Determine the number of lines in the listing that include the string "badge"; the reply consists of that number only.

—————

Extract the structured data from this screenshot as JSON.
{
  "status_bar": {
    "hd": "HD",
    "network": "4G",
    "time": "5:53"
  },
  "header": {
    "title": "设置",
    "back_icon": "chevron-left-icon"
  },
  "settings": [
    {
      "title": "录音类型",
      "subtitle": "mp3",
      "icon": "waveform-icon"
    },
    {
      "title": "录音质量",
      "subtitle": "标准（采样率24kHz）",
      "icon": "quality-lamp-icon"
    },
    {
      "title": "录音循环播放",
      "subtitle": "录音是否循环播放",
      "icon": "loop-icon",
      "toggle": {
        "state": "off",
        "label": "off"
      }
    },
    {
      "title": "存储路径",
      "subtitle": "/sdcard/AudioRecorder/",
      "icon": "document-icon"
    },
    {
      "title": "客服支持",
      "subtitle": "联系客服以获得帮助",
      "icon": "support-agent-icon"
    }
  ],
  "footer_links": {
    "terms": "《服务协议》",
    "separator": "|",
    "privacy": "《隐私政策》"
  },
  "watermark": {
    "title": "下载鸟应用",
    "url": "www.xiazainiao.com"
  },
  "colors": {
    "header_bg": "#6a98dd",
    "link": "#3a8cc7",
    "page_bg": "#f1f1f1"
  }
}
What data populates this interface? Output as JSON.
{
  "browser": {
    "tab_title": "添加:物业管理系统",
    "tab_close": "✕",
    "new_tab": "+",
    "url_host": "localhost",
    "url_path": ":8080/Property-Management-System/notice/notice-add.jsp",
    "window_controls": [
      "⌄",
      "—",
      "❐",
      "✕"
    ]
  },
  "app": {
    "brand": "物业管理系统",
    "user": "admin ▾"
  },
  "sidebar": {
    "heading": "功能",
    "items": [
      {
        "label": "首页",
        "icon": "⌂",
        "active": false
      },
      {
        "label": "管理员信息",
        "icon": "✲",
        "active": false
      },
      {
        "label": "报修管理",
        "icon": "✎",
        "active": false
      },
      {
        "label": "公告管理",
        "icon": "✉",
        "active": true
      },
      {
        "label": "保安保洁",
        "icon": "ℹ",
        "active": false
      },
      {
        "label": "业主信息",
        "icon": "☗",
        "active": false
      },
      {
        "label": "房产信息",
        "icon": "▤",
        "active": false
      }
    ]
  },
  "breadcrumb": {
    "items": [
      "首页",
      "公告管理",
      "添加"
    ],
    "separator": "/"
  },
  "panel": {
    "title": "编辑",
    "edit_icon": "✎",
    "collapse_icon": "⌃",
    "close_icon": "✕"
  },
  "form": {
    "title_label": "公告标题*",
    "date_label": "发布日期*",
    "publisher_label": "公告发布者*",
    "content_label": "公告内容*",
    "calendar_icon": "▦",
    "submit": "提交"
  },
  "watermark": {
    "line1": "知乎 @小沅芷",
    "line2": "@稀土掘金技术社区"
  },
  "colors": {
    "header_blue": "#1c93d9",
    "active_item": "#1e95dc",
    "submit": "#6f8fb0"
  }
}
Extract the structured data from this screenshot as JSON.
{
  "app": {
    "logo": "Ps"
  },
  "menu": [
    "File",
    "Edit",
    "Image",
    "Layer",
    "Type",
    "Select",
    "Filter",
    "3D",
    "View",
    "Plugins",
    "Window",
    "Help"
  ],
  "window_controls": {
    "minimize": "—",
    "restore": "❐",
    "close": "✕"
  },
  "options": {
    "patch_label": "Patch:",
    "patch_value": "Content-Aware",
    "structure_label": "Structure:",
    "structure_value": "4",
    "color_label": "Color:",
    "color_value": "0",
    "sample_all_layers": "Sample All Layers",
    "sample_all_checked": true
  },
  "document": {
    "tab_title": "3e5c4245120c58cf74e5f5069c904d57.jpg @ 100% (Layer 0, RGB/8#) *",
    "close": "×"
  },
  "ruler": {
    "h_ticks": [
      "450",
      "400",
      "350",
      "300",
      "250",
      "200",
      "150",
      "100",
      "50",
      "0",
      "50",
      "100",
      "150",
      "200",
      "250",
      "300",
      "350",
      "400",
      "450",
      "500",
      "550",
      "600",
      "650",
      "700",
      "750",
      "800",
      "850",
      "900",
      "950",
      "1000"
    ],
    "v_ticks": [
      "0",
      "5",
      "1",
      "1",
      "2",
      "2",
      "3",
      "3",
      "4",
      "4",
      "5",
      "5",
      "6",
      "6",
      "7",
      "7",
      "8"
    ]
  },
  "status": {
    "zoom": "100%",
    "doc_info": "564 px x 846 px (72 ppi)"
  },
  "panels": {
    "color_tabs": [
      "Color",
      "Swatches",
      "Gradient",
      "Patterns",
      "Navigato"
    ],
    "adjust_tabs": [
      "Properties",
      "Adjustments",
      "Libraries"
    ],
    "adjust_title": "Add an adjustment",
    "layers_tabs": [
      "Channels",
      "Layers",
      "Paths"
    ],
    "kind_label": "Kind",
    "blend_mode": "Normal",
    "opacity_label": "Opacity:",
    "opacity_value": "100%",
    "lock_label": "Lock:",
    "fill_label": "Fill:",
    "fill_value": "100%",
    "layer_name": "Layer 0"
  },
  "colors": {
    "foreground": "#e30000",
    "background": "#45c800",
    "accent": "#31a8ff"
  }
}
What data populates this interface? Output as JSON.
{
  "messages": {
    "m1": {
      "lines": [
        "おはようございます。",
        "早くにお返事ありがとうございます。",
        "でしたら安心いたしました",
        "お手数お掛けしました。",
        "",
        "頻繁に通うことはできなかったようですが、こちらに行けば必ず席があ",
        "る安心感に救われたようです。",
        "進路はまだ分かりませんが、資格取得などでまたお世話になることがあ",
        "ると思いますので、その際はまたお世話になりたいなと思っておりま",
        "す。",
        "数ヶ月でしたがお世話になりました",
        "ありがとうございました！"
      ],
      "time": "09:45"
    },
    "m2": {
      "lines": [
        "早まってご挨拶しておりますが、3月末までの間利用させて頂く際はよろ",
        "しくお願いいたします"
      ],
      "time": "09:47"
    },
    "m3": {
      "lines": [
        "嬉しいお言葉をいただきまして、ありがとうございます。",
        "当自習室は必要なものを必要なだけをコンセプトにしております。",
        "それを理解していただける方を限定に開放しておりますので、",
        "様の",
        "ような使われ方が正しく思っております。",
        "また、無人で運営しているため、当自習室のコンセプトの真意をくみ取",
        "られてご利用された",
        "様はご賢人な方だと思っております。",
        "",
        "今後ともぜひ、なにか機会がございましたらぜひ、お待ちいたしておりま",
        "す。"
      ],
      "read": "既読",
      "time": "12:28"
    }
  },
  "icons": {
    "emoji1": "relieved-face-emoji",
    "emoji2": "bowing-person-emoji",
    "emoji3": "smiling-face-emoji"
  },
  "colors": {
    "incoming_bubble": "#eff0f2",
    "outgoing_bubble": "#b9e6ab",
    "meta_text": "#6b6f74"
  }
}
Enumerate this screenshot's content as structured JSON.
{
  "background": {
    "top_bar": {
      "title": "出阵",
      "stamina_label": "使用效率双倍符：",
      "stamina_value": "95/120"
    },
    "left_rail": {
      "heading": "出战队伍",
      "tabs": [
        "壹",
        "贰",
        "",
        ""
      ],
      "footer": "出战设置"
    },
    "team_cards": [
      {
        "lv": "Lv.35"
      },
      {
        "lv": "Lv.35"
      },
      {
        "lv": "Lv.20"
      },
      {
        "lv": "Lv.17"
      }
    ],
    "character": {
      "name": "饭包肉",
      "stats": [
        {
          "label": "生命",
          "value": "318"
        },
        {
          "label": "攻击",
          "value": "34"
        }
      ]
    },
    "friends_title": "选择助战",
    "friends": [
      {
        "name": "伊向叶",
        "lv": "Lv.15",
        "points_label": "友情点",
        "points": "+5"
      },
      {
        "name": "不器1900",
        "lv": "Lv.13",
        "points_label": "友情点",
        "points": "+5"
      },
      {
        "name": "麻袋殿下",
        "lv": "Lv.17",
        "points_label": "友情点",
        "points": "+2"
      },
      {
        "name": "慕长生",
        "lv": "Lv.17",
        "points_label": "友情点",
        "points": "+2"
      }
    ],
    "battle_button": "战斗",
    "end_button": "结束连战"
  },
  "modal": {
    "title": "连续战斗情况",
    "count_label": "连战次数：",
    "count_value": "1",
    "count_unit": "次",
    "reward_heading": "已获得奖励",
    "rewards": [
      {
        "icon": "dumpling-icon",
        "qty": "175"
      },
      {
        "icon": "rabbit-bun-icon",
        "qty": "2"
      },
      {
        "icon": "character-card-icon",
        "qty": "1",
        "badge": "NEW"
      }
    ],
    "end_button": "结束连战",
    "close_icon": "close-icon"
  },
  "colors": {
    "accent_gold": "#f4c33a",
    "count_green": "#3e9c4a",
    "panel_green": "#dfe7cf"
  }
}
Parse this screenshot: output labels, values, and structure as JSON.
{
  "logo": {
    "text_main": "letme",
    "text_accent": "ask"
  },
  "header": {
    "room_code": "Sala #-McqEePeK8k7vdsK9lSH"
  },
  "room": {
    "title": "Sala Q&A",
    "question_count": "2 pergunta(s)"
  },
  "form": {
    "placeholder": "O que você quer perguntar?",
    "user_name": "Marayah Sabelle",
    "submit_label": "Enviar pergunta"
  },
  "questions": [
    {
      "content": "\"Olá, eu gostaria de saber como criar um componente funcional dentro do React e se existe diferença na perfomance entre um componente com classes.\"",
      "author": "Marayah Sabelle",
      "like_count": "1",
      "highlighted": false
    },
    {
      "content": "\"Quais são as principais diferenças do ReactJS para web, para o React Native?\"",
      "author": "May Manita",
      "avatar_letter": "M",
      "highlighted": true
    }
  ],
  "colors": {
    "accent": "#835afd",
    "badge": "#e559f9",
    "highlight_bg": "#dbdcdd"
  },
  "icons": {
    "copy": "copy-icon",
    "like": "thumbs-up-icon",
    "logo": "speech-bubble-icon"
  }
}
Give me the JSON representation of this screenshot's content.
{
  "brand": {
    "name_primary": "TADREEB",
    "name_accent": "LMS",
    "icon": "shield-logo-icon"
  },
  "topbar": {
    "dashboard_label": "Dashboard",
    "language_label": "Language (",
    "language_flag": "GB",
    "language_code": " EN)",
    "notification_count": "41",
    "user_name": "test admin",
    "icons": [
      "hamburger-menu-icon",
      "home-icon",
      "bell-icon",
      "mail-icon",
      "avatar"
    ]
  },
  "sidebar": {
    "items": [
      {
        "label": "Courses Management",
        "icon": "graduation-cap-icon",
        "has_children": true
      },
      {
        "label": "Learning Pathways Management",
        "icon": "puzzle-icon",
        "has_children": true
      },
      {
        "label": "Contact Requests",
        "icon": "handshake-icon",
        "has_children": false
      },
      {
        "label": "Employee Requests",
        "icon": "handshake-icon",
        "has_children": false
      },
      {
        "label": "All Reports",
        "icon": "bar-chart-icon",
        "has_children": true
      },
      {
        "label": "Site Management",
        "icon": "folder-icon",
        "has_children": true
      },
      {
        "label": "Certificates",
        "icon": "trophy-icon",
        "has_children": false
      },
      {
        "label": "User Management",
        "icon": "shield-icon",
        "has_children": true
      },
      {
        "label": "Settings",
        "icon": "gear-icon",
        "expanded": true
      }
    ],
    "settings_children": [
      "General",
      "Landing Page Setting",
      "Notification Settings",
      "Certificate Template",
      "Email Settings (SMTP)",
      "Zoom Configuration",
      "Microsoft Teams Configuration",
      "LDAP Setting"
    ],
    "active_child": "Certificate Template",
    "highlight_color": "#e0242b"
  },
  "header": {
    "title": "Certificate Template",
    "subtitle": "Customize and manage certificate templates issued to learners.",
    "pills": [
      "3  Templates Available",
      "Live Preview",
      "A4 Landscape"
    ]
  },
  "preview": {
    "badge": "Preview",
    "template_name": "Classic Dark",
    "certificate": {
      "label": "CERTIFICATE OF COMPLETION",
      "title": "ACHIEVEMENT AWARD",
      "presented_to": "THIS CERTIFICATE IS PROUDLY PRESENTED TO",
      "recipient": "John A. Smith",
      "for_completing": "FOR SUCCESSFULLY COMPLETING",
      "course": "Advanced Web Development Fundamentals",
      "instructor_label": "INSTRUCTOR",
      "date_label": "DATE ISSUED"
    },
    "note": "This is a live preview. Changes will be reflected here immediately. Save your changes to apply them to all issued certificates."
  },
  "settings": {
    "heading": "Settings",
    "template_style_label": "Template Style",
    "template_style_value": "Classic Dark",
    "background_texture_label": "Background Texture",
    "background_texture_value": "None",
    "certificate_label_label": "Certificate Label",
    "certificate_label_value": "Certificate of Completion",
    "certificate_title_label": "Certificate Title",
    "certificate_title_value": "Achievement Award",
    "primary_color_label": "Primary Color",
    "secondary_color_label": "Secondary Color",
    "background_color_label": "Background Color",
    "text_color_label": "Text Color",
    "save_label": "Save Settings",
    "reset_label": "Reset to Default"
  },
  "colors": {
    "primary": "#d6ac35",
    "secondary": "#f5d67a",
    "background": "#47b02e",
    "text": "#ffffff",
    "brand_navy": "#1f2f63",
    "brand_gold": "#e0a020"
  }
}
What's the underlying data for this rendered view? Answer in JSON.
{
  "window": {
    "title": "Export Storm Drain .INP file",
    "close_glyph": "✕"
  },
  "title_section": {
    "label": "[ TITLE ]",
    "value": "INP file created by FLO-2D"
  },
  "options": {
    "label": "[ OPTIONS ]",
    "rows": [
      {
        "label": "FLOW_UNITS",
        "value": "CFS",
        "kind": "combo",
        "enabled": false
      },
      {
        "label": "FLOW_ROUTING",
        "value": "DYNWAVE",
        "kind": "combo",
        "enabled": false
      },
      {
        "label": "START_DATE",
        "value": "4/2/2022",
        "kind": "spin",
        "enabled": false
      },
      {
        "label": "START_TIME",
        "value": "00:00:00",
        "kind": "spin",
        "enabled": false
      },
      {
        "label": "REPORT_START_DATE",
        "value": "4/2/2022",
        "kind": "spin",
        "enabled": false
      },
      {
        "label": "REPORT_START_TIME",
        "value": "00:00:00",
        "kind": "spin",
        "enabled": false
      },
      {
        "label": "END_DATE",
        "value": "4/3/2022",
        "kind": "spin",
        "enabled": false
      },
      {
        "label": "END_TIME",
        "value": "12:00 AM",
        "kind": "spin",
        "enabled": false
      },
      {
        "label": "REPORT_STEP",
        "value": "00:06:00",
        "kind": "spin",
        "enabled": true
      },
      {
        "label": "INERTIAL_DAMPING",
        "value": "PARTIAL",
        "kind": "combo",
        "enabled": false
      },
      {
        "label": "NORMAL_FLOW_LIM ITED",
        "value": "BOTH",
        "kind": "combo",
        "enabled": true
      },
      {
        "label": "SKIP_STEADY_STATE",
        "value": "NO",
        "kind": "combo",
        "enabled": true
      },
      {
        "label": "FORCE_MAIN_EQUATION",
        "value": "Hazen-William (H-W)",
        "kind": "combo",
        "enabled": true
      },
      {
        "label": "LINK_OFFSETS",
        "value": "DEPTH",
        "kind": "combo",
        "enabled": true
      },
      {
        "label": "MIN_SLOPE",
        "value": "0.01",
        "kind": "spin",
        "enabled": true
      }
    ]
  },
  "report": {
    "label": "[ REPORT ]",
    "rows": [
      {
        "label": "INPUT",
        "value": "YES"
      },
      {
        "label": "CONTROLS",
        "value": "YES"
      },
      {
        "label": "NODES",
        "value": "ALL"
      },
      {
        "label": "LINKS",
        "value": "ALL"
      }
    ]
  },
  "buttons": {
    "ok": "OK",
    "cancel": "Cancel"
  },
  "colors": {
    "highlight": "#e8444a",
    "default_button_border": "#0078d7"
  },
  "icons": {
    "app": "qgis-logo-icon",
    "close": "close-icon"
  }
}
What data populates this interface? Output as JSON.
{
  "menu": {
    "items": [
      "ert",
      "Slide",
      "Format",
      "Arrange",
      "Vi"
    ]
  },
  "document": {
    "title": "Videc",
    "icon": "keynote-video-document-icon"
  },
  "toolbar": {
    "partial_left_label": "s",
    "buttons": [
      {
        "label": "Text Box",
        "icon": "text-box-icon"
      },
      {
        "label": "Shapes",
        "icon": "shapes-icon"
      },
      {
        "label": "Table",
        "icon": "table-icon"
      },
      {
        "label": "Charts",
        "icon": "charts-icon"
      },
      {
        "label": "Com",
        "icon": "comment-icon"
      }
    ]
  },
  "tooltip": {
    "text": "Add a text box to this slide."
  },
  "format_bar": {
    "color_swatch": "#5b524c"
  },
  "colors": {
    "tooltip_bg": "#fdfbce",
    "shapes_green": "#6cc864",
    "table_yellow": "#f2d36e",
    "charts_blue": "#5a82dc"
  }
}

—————

● **Solution below**:
3